The seminal Please Kill Me casts Richard Lloyd as Television’s beautiful junkie, one of rock’s first, before Sid and way before Pete. One photo shows Lloyd hospitalized, hooked up to an IV with a cigarette tucked in his mouth: the model of heroin chic with floppy hair, hollow cheeks, and sunken eyes. When I saw a xeroxed flyer advertising guitar lessons from Lloyd that posted his email address and phone number last year, his status was chipped away ever so slightly. More than anything, it seemed unexpected – he was an icon, wouldn’t he want more privacy than that?
Now Reaction has re-released Lloyd’s 1985 solo album, which he has attentively re-mixed and re-mastered. A second disc accompanies Field of Fire with fresh recordings of the album’s original songs as well as completely new material. Just as unexpected as that flyer, the original Field of Fire is less enjoyable, interesting, and tasteful than the second disc, on all accounts the original’s superior.
Field of Fire is primarily plagued by the age of its birth. Bad 80’s production values soak through its guitars and Lloyd’s overwrought, chorus-laden vocals. Lloyd doesn’t echo the cool New York swagger of Johnny Thunders; the proto-punk sounds depressingly like Bruce Springsteen, especially during a few big-as-U2 choruses. Some songs shimmer in more angularly melodic directions, but are still not really post-punk without the Television historical connection. Lloyd reaches his most poignant on “Pleading,”crying out, “I’m pleading, take away the pain” and leading us closer to New Order territory and further away from New Jersey.
Overall, the second disc’s cleaner production and more natural vocals makes Lloyd’s music more vibrant and modern, partly because it does have a more contemporary post-1985 production aesthetic. Yet, there are distinctly Lloyd elements – rhythm guitars pull off Heartbreakers’ glam beats and the sharply melodic solos are speedier than anything dubbed post-punk.

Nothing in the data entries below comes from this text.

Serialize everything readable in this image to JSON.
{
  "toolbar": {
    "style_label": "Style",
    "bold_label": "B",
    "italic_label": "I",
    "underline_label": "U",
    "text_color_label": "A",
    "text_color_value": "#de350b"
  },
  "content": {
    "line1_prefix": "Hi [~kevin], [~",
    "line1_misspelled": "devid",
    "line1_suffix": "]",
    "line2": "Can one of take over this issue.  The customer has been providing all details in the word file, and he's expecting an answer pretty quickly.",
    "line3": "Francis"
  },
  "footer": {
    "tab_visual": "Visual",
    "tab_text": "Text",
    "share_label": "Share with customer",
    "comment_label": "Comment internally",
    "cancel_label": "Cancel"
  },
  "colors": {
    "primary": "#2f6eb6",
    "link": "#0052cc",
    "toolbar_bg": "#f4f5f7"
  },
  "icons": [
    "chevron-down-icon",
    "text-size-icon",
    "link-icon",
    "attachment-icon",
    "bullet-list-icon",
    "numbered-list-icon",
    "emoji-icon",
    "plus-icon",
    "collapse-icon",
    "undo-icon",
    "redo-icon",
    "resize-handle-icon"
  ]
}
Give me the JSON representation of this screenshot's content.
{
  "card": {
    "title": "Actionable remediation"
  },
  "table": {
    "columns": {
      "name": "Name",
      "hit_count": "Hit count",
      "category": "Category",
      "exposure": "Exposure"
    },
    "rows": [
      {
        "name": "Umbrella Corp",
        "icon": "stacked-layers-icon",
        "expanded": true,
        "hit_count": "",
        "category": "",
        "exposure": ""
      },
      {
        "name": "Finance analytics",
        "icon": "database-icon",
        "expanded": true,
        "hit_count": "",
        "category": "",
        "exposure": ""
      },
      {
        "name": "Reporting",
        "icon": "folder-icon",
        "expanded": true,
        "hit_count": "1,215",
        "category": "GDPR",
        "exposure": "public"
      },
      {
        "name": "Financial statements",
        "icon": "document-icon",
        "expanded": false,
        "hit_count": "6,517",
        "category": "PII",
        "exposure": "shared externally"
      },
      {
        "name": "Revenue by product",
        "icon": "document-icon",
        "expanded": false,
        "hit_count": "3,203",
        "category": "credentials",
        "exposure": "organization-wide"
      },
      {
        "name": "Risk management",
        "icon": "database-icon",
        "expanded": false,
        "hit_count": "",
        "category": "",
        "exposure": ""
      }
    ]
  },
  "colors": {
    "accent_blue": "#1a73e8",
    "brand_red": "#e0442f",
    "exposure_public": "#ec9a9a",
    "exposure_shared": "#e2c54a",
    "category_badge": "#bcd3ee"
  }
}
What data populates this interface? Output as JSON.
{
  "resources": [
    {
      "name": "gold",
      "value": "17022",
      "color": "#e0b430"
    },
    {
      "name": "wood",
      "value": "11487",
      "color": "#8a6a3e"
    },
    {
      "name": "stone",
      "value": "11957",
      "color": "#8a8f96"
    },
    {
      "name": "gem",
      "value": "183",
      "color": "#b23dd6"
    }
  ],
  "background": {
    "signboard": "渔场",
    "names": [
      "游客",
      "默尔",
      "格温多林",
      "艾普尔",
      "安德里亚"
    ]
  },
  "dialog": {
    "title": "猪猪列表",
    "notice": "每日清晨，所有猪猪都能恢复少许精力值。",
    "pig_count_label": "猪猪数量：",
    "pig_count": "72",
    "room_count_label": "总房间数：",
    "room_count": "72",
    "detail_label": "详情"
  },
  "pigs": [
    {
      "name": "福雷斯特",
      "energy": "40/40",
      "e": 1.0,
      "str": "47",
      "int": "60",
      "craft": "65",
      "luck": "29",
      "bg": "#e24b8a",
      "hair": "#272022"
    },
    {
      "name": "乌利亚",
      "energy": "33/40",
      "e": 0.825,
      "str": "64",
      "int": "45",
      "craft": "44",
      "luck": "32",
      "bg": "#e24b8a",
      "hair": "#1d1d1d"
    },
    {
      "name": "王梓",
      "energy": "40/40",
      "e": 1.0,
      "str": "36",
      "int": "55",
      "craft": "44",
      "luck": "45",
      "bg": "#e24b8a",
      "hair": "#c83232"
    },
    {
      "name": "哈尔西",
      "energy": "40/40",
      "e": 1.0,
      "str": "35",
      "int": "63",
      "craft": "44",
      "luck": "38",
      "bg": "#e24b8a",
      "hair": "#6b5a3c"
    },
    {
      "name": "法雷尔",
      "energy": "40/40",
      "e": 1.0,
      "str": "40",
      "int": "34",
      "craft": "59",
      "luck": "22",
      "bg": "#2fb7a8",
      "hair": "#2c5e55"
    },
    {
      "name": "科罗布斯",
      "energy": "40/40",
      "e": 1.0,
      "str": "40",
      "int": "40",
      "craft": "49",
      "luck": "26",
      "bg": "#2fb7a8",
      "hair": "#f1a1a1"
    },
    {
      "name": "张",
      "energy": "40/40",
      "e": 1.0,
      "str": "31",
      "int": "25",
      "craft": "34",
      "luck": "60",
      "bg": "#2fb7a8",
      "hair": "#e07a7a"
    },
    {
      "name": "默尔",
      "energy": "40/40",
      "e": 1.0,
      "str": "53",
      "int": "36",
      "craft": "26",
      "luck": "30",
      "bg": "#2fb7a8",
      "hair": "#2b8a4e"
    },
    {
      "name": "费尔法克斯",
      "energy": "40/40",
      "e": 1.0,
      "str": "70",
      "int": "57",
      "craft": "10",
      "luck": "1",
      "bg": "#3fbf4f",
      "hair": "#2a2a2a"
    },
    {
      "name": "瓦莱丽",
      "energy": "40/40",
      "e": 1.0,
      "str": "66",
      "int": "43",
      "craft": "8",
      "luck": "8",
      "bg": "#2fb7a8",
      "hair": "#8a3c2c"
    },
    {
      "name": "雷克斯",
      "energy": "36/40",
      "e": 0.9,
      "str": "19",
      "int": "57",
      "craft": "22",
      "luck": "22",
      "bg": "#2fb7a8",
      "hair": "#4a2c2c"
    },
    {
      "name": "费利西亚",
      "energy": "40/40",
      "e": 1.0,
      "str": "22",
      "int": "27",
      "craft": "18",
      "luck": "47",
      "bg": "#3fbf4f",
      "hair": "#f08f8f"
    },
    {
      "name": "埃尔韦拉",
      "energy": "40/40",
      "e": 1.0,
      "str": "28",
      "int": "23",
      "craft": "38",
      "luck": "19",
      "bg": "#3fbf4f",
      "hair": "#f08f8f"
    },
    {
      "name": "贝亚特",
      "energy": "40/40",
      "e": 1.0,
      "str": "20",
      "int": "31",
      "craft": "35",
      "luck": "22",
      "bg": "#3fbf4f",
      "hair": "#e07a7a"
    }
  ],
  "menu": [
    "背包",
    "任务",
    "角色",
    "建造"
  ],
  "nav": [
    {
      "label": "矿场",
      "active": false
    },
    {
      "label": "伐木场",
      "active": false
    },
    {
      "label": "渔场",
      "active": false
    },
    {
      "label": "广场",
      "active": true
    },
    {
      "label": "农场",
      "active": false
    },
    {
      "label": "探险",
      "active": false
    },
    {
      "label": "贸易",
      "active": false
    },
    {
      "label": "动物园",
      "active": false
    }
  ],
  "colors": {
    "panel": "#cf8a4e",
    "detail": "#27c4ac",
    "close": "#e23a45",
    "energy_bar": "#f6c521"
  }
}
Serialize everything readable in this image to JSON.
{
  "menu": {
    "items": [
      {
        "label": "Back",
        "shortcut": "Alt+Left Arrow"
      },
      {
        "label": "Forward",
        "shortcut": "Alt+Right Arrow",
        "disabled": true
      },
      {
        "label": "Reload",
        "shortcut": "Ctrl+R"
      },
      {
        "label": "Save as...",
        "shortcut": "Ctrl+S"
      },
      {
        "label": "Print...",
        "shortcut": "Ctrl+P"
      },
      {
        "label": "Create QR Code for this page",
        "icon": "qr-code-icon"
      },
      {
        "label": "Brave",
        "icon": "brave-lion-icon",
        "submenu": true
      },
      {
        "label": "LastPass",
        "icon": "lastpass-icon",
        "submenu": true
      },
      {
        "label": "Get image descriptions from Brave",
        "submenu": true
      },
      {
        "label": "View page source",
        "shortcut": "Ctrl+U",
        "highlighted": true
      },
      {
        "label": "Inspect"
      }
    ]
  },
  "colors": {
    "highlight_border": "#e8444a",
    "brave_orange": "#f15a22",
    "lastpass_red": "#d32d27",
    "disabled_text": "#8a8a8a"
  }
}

Richard Lloyd is a confusing figure – he tours with Television but also actively seeks guitar students; he re-releases old material but pairs it with new recordings that are better. I’m curious to see what comes next from Lloyd, but won’t be putting dollars down either way.